Ella had one proviso for the director on agreeing to make a film, that her mother’s politics should be central to the documentary. As with establishing her photographic legacy, the burden fell on Murtha’s daughter, along with director Paul Sng (Poly Styrene: I Am a Cliché), to raise funds for the film through crowdfunding. They raised £45,000 from more than 850 small donations.

All photographs by Tish Murtha from Youth Unemployment (1981) [Photo by © Ella Murtha, all rights reserved. ]

On the film’s release, Sng told the Big Issue: “There’s a certain terror in knowing how messed up the world is. Tish confronted that terror and told us how bad things were and how they were going to get worse. That’s incredibly courageous. Forty years later, these images and words have retained an urgency that speaks to the concerns faced by people struggling with poverty in the present day. The inequality Tish documented is seen in the 4.3 million children currently living in child poverty—the majority of them in the north of England.”
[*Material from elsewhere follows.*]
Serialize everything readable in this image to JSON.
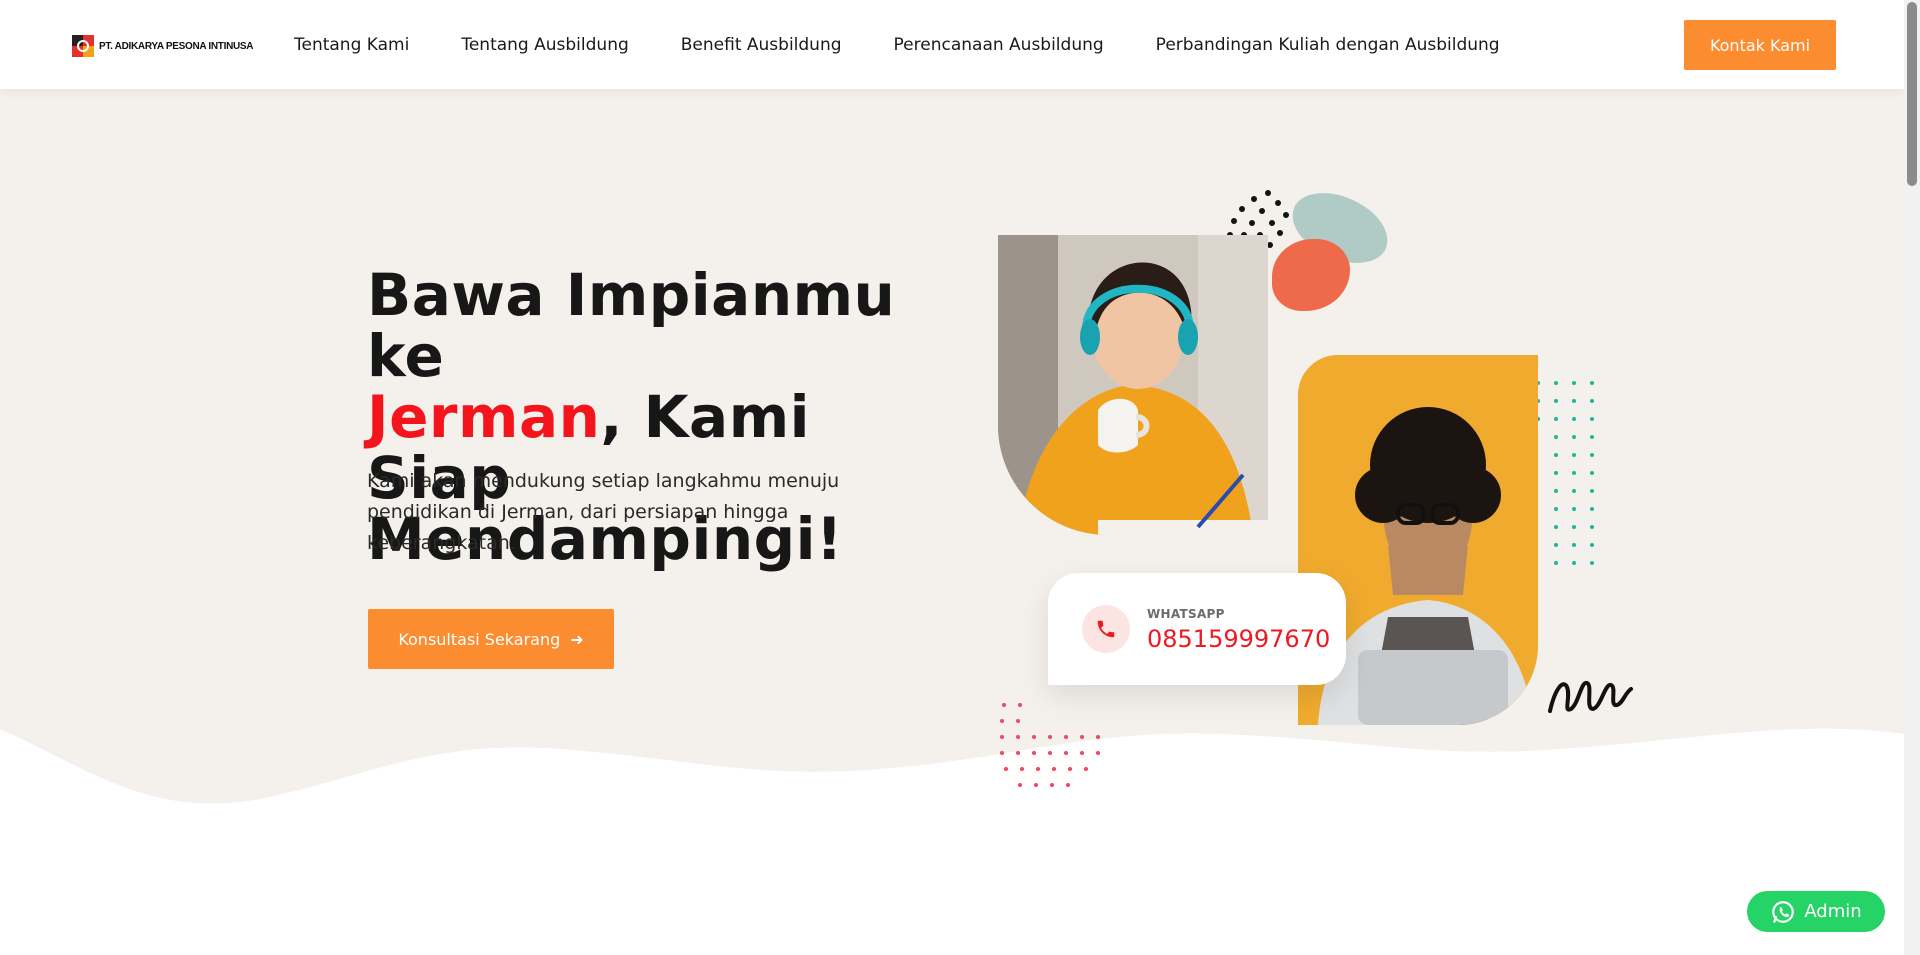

Tish is a powerful reminder of the usually airbrushed realities of life in capitalist society and a determined, uncompromising attempt to document them. This film should have the widest audience.

Many thanks to Ella Murtha for her kind permission for the use of all photographs.

Tish is available on BBC iPlayer until April 2025.